Rare Early American Indigo Resist-dye Quilt
An uncommon and beautifully-preserved survivor of early American textile art. The boldly-printed indigo design with its picotage detail seems to vibrate on the white cotton ground. We find the colonial-era pattern, which shows the influence of trade with Europe and India, to have a striking modernity. American indigo textiles of this quality can be found in the collections of the Metropolitan Museum of Art, Colonial Williamsburg, and the Winterthur Museum.
The production of indigo was so laborious (one hundred pounds of Indigofera were required to make four ounces of dye) that it became the most highly valued dye in world history. The plant is native to India, and Herodotus describes its use in the Mediterranean as early as 450 BC. After 1900, production of indigo dye ceased. Bleaching of fabric was also labor-intensive and time-consuming. A quilt such as this one might have taken six months to create.
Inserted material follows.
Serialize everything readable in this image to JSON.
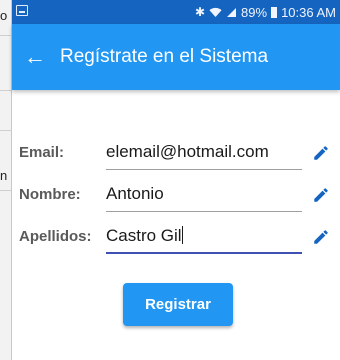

Perhaps this explains why “‘blanketts, coverlids, feather ticks, ruggs, testers, bolsters, curtaines, head cloth, and vallences’ were often carefully listed along with other items bequeathed to a son or daughter.” (Pettit)
From the moment we acquired this arresting beauty, we were intent on discovering its origin. With the help of a colleague in the field, we discovered our quilt in Florence Pettit’s important text on American indigo-dyed textiles. Pettit writes that it is “printed in only a single shade of dark indigo blue; there are fewer white-ground examples thus printed than others in two shades of blue,” and that this type of quilt forms “a distinctive, strong style among America’s blues.”
For further information, see?1stdibs.